(Items from a dataset)
[Start of section]
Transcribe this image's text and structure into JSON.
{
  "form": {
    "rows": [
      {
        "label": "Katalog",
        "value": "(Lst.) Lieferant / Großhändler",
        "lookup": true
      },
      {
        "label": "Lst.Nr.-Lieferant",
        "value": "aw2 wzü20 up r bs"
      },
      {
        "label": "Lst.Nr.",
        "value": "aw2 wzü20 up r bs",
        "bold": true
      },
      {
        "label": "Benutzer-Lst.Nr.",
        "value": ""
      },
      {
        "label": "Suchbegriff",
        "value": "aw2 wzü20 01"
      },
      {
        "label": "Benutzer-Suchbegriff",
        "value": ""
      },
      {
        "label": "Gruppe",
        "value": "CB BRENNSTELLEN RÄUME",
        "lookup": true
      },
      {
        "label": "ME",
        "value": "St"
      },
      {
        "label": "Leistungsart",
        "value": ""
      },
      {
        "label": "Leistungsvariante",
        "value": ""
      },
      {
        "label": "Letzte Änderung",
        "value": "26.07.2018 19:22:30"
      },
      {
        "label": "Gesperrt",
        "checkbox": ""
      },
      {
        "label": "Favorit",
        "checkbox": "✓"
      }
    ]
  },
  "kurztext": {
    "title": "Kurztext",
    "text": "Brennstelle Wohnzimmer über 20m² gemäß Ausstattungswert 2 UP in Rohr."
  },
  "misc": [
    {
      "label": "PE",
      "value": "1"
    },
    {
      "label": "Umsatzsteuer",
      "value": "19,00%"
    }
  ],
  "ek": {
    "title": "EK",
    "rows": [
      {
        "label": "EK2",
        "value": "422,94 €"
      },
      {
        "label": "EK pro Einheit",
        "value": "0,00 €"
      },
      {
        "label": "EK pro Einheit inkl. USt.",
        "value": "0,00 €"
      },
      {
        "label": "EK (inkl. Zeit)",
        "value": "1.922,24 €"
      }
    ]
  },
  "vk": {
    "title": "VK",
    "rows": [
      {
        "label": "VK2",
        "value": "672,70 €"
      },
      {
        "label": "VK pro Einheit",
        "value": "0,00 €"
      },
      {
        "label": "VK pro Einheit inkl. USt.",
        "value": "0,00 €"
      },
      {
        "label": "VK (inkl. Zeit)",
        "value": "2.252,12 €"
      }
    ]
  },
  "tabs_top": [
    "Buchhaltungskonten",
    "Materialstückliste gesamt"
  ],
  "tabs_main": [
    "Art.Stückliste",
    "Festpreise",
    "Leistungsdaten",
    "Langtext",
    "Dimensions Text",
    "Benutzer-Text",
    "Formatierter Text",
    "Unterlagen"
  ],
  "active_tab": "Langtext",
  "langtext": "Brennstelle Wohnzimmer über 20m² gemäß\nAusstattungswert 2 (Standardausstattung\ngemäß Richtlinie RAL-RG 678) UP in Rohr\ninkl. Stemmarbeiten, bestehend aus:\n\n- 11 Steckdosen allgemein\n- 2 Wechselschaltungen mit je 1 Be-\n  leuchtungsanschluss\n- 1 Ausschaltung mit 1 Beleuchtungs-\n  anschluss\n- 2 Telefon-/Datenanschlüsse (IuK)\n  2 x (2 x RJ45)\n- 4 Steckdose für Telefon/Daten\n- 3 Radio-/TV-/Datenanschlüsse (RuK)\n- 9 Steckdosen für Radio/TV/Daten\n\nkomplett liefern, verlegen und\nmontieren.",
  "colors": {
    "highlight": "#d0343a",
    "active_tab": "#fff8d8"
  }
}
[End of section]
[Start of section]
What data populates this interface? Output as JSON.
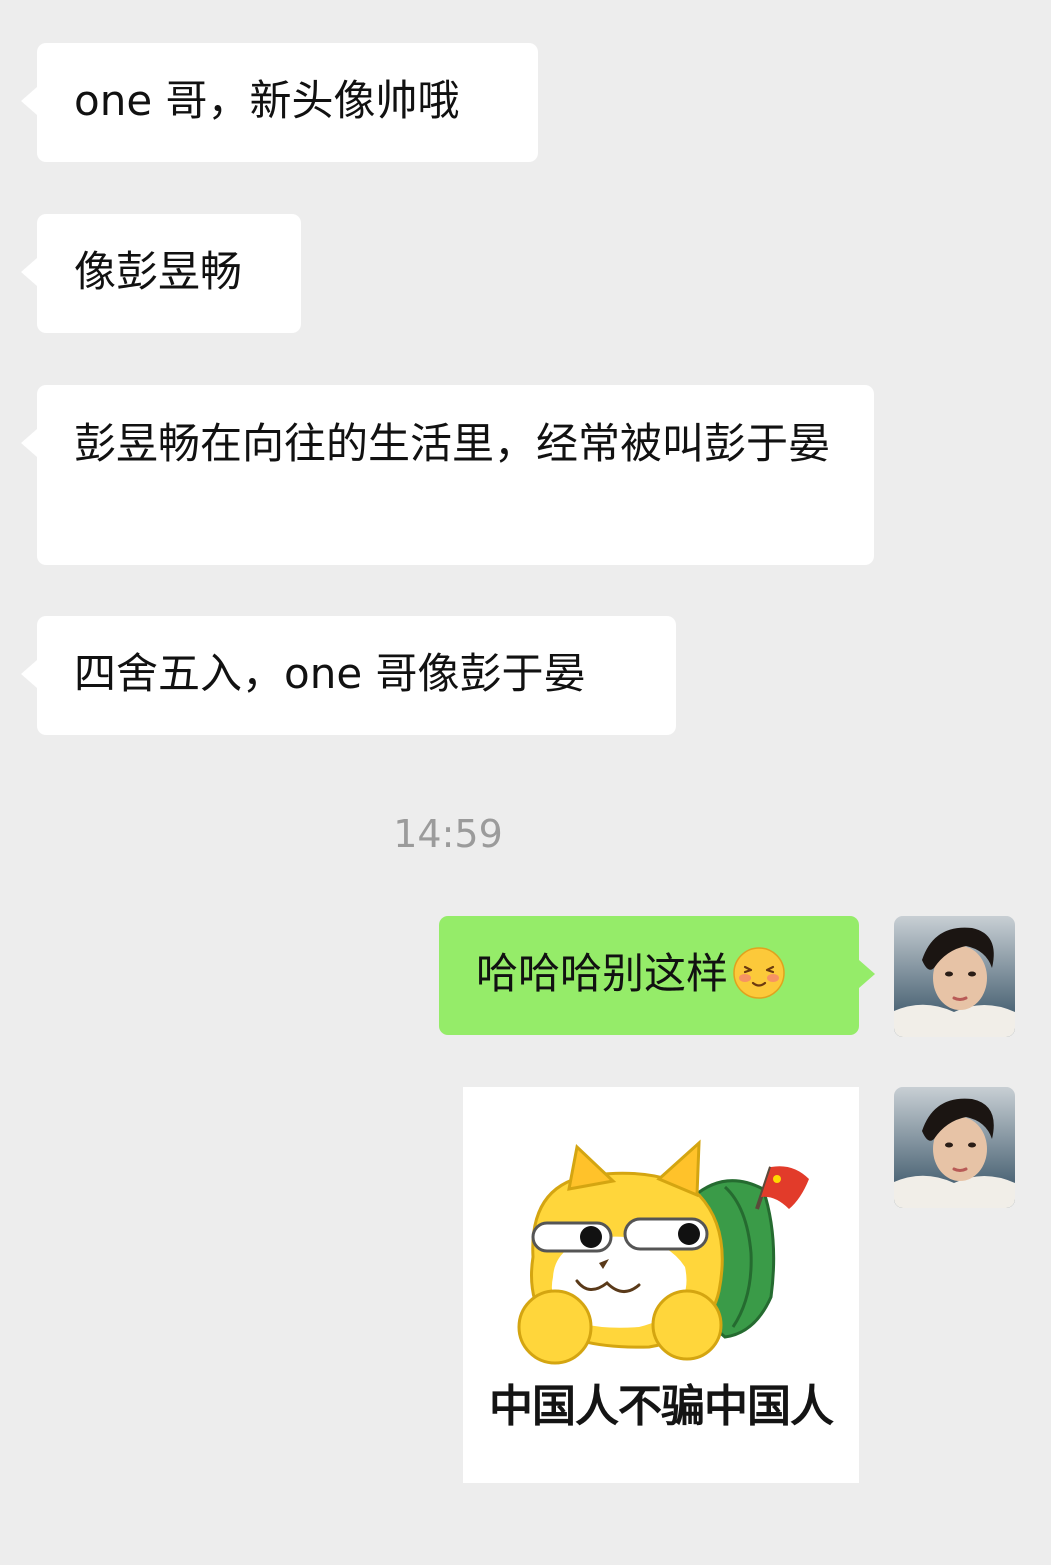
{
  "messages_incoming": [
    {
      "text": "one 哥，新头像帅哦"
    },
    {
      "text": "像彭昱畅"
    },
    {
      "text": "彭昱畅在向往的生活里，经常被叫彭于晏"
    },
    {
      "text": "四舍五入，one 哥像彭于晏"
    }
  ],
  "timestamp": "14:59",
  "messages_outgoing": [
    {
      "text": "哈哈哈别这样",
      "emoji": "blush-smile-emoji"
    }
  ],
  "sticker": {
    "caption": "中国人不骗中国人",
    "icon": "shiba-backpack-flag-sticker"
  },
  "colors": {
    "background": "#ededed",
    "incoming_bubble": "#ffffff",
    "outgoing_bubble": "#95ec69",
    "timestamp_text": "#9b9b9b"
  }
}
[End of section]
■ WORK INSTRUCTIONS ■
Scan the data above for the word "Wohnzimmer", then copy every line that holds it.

■ FINISHED TASK ■
    "text": "Brennstelle Wohnzimmer über 20m² gemäß Ausstattungswert 2 UP in Rohr."
  "langtext": "Brennstelle Wohnzimmer über 20m² gemäß\nAusstattungswert 2 (Standardausstattung\ngemäß Richtlinie RAL-RG 678) UP in Rohr\ninkl. Stemmarbeiten, bestehend aus:\n\n- 11 Steckdosen allgemein\n- 2 Wechselschaltungen mit je 1 Be-\n  leuchtungsanschluss\n- 1 Ausschaltung mit 1 Beleuchtungs-\n  anschluss\n- 2 Telefon-/Datenanschlüsse (IuK)\n  2 x (2 x RJ45)\n- 4 Steckdose für Telefon/Daten\n- 3 Radio-/TV-/Datenanschlüsse (RuK)\n- 9 Steckdosen für Radio/TV/Daten\n\nkomplett liefern, verlegen und\nmontieren.",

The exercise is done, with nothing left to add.